Let's have a look and see what fat is actually made of.
All fats contain 2 ingredients: Glycerine and Fatty Acids.
Glycerine or glycerol as it is also called - is basically the energy source of fats. When fat is digested the glycerine is broken down into sugars which are then used by the body for energy. The word 'glycerine' itself comes from the Greek word 'glukeros,' meaning sweet.
2. Fatty acids:
Fatty acids are chains of hydrogen, carbon and oxygen molecules that are found in fats. Saturated fats - or the so-called solid fats - have more hydrogen in them than the liquid fats. As we eat and digest fats, they are broken down into the different fatty acids they contain.

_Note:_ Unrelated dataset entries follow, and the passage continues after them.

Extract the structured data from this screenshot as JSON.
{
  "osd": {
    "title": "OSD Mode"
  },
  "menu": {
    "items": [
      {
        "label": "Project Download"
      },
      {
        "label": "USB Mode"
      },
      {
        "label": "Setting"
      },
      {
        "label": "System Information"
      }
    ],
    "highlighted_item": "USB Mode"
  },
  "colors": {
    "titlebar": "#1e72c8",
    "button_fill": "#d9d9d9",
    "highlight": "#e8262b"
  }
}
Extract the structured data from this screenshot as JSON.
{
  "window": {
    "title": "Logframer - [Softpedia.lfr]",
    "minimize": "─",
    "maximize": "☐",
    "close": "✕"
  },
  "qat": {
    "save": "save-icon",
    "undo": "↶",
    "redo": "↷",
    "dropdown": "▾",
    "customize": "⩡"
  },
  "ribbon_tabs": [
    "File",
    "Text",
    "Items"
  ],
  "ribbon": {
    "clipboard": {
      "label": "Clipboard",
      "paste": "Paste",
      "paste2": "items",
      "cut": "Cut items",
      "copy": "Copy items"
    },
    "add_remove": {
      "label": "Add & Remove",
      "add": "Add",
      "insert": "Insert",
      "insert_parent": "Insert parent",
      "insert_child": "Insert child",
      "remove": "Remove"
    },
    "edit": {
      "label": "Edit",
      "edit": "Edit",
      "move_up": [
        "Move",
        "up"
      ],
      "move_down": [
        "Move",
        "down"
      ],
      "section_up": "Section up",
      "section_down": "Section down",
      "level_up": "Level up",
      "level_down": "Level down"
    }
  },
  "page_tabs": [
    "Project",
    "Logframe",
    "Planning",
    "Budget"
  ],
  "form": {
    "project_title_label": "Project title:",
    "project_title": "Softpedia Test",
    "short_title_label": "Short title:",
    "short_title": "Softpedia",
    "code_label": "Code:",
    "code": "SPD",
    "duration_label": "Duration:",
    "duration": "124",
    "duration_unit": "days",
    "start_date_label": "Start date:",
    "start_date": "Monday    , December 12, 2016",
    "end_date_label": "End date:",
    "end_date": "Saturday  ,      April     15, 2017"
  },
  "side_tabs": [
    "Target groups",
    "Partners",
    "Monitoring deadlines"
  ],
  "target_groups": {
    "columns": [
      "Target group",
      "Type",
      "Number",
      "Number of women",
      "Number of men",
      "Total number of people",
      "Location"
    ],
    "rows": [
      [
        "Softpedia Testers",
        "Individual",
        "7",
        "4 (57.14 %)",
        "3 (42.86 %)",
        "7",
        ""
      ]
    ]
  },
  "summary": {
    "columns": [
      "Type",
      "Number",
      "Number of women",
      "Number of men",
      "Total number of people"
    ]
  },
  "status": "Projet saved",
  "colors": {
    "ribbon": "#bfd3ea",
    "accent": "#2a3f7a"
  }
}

In the same way that fats can be solid or liquid, fatty acids are also saturated or unsaturated. Let's have a look at some examples of these 2 types of fatty acids. Saturated Fatty Acids are mainly found in animal products.
Unsaturated Fatty Acids include monounsaturated fats. These are usually rich in Vitamin E and anti-oxidants and are thought to be some of the heart-healthy fats.
Some 'Healthy' Fats - Monounsaturated Fats
Monounsaturated fats may help to lower the amount of cholesterol in the blood. They are found in both plant and animal products, such as olive oil, peanut oil, and in some plant foods such as avocado.
Food Sources of Monounsaturated Fats
* Apricot kernel oil
* Mustard oil
* Sesame oil
* A variety of nuts and seeds
* Olive oil & bottled olives
* Peanut oil & peanut butter
* Sunflower oil
* Almonds & Almond oil
* Raw Macadamia Nuts
More 'Healthy Fats' - Polyunsaturated Fats
There is another fat that is typically liquid at room temperature called Polyunsaturated fat and is found in some cooking oils for example safflower, grape seed, sunflower and corn.
Polyunsaturated fats are considered to be some of the 'healthy' fats as they contribute to lower the levels of the so-called 'bad' cholesterol and also help to assist joint and skin health. Polyunsaturated fats are also considered to be some of the heart-healthy fats.
Food Sources of Polyunsaturated Fats
* Sunflower seeds
* Soybean oil
* Corn oil
* Safflower oil